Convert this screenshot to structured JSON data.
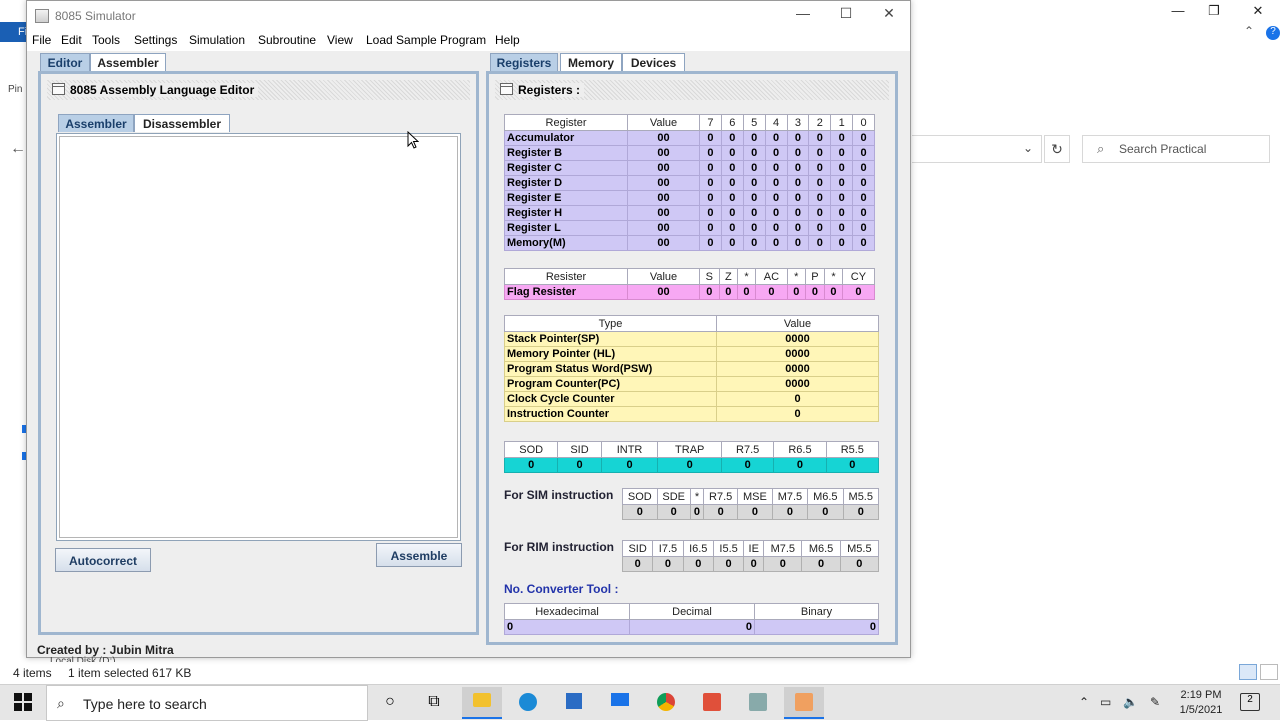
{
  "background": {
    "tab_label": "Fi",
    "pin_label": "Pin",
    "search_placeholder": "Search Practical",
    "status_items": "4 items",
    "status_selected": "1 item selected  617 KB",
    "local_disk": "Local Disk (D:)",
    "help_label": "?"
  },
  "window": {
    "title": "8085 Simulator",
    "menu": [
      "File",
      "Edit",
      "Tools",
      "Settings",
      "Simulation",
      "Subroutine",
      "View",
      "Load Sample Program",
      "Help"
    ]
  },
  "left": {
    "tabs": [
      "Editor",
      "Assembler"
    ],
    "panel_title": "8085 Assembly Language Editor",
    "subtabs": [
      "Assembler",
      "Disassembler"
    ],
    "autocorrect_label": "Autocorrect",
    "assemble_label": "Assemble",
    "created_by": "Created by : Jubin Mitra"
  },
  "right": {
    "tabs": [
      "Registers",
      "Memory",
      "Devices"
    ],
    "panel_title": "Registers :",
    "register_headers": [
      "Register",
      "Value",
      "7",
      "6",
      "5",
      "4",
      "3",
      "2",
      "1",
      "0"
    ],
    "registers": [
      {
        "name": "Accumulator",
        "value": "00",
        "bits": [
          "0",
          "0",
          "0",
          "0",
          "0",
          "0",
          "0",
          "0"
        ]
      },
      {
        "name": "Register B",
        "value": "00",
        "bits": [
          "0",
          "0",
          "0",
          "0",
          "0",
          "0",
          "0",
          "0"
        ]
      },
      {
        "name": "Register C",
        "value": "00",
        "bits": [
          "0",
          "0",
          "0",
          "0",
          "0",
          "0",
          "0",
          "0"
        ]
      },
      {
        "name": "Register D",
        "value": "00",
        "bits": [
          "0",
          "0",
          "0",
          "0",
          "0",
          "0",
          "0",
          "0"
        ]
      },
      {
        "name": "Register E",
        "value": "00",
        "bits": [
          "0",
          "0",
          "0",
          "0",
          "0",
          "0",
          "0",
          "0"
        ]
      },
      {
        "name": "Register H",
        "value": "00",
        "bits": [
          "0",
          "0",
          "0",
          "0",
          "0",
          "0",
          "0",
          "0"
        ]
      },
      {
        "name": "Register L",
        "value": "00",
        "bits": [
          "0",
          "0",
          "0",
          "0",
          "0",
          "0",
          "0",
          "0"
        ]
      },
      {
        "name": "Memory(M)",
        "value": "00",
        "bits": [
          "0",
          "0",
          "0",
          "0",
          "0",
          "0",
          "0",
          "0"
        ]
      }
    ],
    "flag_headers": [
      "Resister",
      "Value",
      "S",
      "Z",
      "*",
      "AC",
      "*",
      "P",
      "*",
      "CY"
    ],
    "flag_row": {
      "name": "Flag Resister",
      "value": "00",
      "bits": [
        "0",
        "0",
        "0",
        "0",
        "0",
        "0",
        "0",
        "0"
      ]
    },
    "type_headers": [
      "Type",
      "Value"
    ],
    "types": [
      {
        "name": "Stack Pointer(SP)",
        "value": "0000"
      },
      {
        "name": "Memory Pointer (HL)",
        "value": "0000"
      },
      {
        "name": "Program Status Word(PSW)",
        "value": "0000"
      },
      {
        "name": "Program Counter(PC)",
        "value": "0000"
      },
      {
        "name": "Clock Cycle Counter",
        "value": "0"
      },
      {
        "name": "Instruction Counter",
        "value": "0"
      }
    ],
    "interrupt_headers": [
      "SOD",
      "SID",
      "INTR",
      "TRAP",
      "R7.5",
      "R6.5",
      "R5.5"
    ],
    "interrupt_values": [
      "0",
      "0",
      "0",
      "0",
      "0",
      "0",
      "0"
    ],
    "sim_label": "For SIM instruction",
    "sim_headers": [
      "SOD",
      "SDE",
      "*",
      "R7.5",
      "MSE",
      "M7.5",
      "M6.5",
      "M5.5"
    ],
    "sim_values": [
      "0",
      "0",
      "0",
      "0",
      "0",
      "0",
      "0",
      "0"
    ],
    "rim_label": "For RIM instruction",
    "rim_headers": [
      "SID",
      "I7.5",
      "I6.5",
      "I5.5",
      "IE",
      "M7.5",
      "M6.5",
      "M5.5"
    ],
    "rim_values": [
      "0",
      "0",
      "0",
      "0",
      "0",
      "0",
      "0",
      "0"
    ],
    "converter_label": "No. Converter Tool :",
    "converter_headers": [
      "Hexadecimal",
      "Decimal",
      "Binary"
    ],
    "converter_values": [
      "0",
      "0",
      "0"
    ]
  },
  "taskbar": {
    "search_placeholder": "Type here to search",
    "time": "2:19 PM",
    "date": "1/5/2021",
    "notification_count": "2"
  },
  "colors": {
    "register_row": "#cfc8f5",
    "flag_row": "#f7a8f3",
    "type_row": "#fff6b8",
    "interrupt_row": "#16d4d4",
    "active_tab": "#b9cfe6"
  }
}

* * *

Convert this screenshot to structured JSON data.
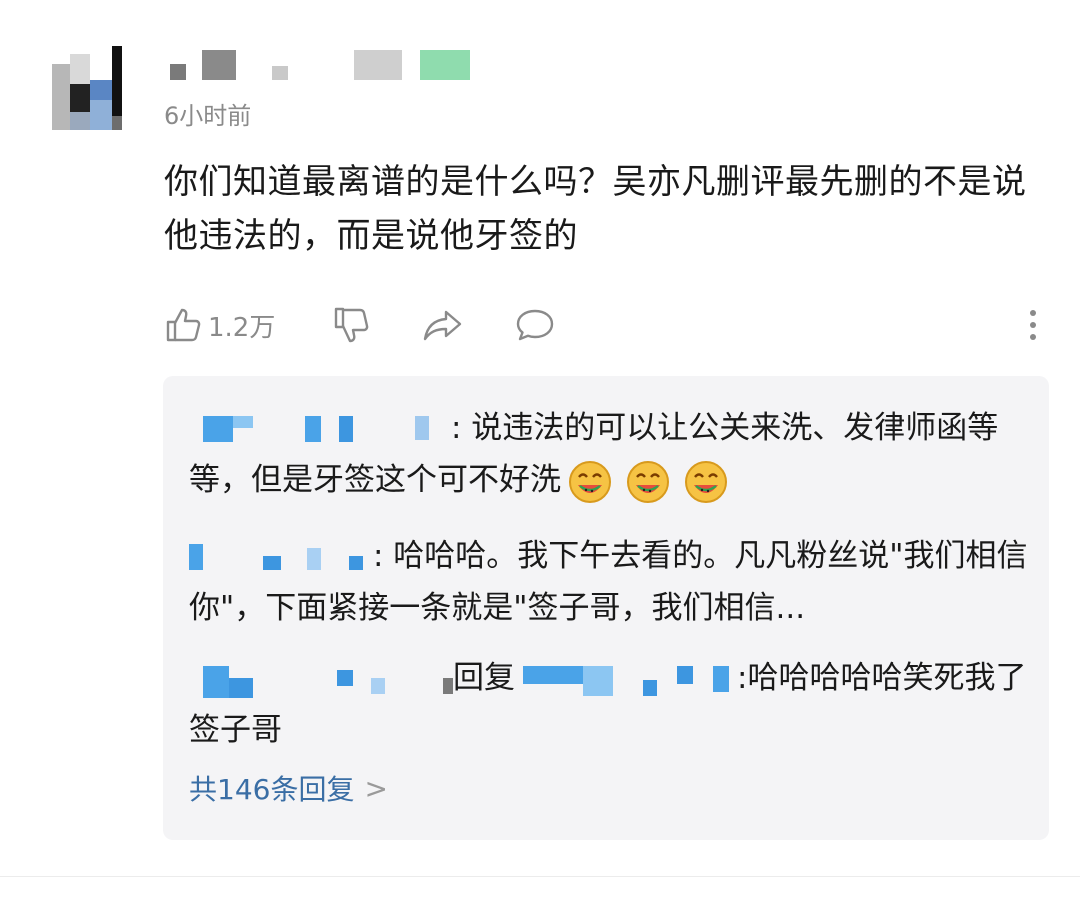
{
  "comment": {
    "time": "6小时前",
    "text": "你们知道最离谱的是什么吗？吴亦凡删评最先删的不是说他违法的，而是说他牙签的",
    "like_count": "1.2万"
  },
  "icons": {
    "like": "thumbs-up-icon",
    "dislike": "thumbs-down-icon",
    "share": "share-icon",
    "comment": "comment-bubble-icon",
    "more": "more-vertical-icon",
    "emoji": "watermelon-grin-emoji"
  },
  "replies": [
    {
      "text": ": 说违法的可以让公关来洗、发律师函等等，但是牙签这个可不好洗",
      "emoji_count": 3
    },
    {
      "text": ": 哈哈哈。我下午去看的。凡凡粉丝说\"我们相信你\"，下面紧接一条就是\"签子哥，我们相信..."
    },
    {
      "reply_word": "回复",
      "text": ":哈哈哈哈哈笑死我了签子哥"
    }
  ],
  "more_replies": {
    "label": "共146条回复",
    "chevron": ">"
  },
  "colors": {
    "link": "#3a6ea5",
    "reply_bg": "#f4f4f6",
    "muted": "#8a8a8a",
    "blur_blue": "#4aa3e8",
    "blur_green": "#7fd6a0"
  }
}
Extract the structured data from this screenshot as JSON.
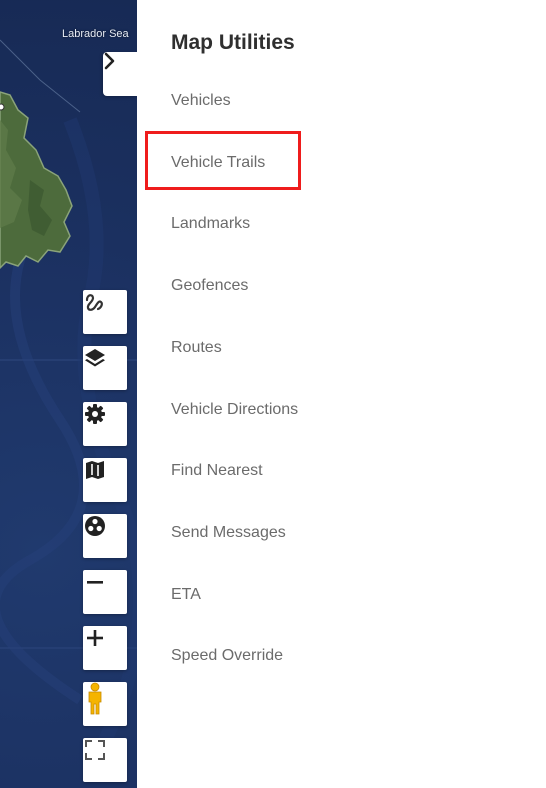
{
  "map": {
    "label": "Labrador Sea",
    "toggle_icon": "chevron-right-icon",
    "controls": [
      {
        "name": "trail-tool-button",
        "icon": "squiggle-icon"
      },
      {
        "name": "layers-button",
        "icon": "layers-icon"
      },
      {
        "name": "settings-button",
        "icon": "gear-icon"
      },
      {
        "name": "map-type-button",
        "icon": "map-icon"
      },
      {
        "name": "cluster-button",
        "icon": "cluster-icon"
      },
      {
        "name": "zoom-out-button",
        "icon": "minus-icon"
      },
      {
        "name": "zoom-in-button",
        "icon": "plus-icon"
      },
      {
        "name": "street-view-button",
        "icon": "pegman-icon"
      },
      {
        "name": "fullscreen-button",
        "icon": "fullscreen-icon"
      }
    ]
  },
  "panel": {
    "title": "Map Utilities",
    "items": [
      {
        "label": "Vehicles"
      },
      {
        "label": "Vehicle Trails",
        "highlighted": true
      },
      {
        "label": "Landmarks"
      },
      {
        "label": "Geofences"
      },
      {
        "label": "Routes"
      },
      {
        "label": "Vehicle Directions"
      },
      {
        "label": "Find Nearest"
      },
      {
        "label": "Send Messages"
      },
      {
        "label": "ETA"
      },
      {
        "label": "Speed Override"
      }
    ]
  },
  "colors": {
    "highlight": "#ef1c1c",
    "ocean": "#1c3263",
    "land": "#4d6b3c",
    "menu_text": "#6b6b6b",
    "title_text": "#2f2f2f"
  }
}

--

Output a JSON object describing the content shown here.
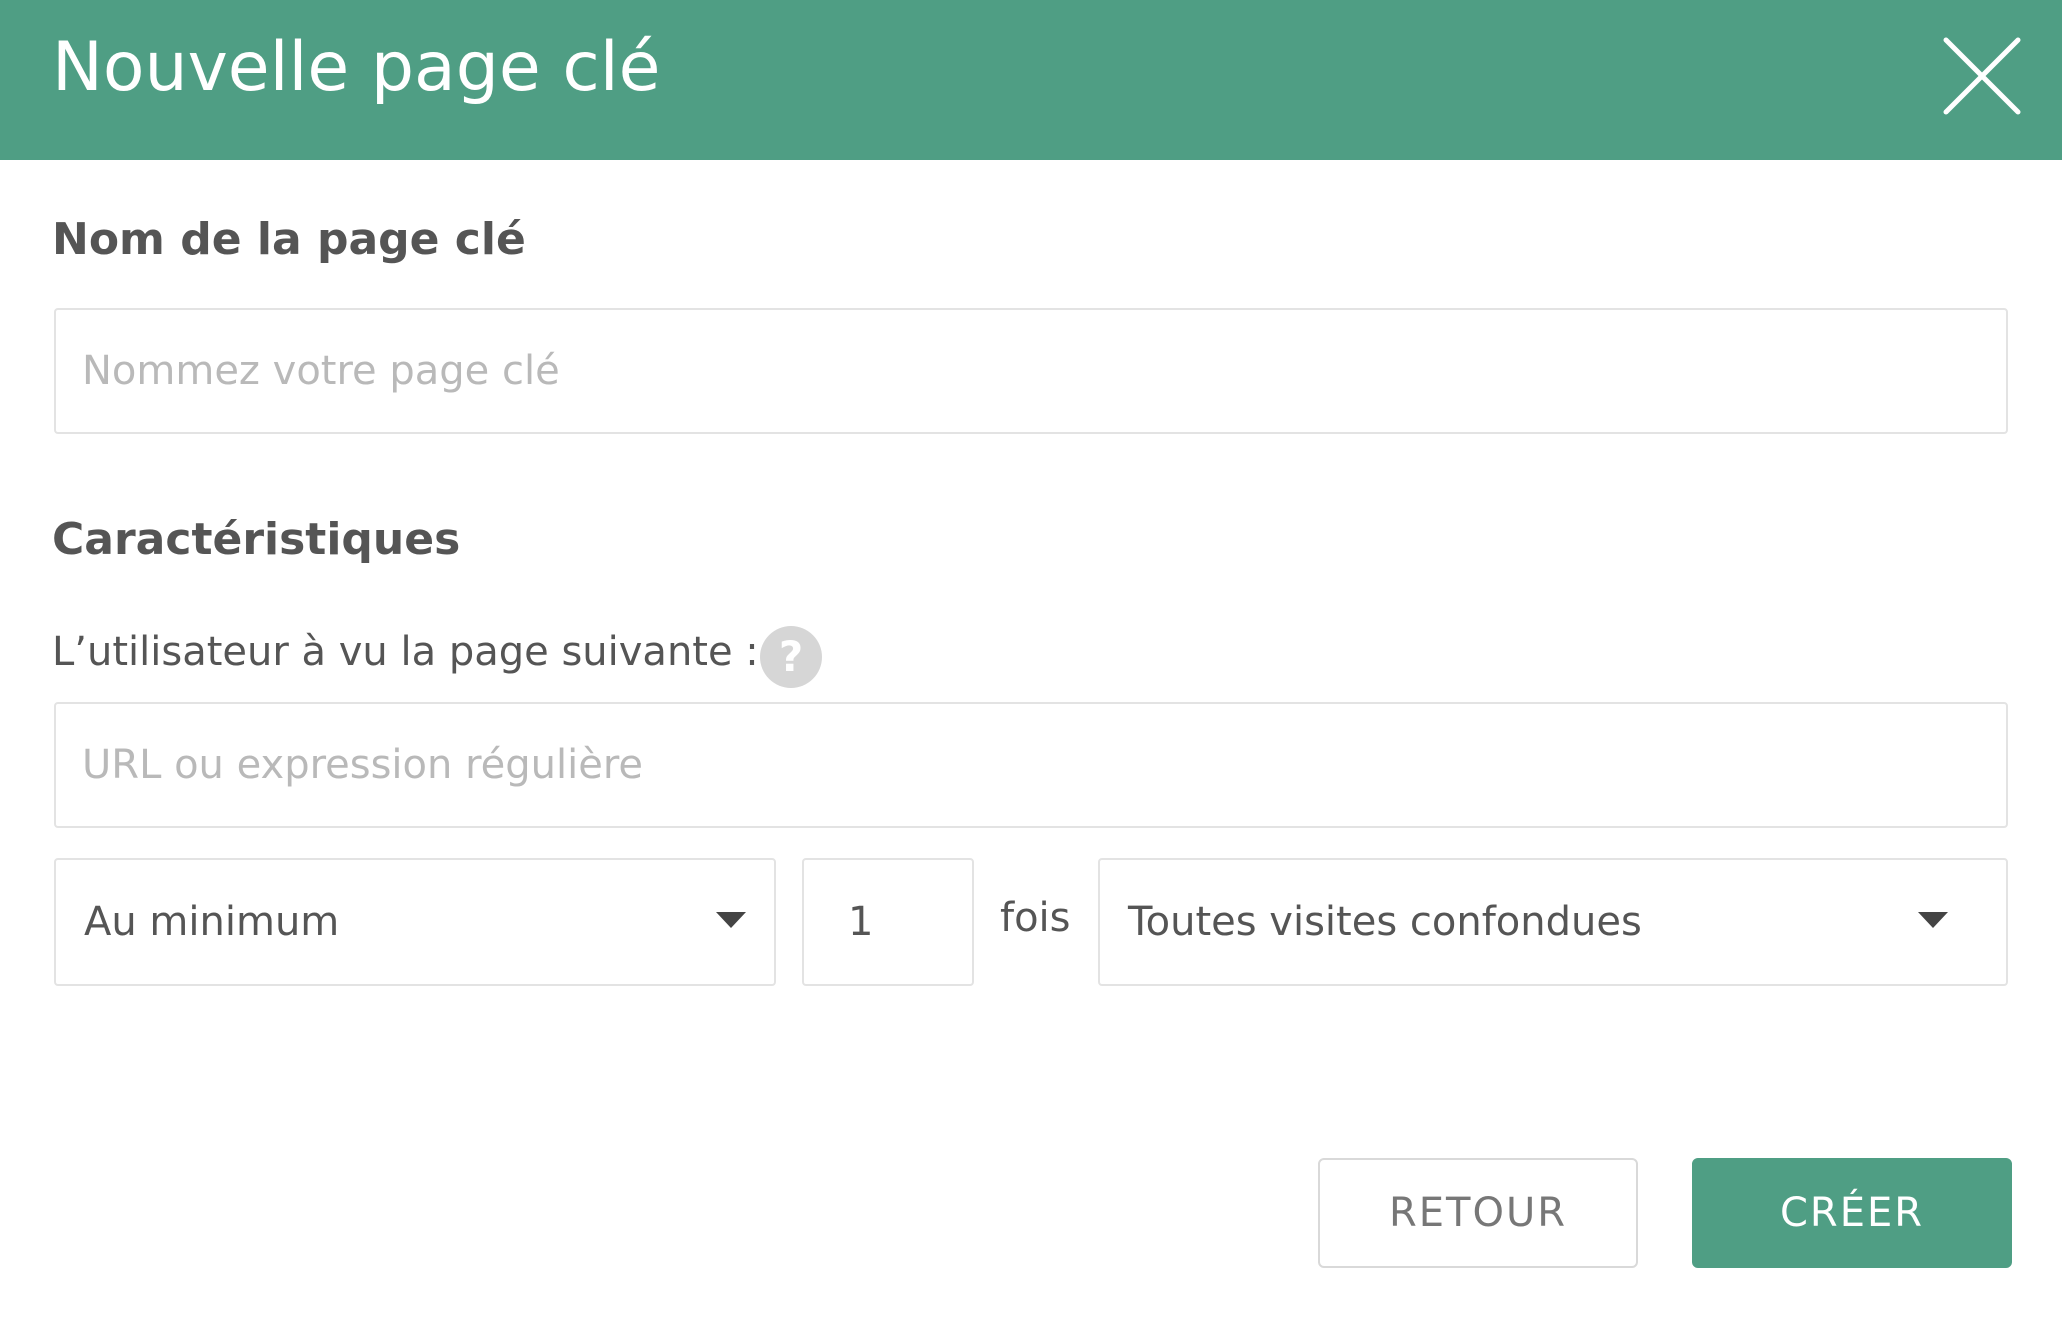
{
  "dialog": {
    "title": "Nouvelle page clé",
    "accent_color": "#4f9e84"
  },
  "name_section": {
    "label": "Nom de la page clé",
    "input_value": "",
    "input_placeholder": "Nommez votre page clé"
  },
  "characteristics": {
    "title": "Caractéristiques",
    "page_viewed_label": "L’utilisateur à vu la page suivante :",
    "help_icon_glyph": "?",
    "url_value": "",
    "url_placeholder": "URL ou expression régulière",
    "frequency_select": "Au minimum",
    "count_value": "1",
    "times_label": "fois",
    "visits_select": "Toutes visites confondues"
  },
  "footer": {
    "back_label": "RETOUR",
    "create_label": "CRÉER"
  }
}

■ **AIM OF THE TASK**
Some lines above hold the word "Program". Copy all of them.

■ **OUTPUT FOR THIS TASK**
      "Load Sample Program",
        "name": "Program Status Word(PSW)",
        "name": "Program Counter(PC)",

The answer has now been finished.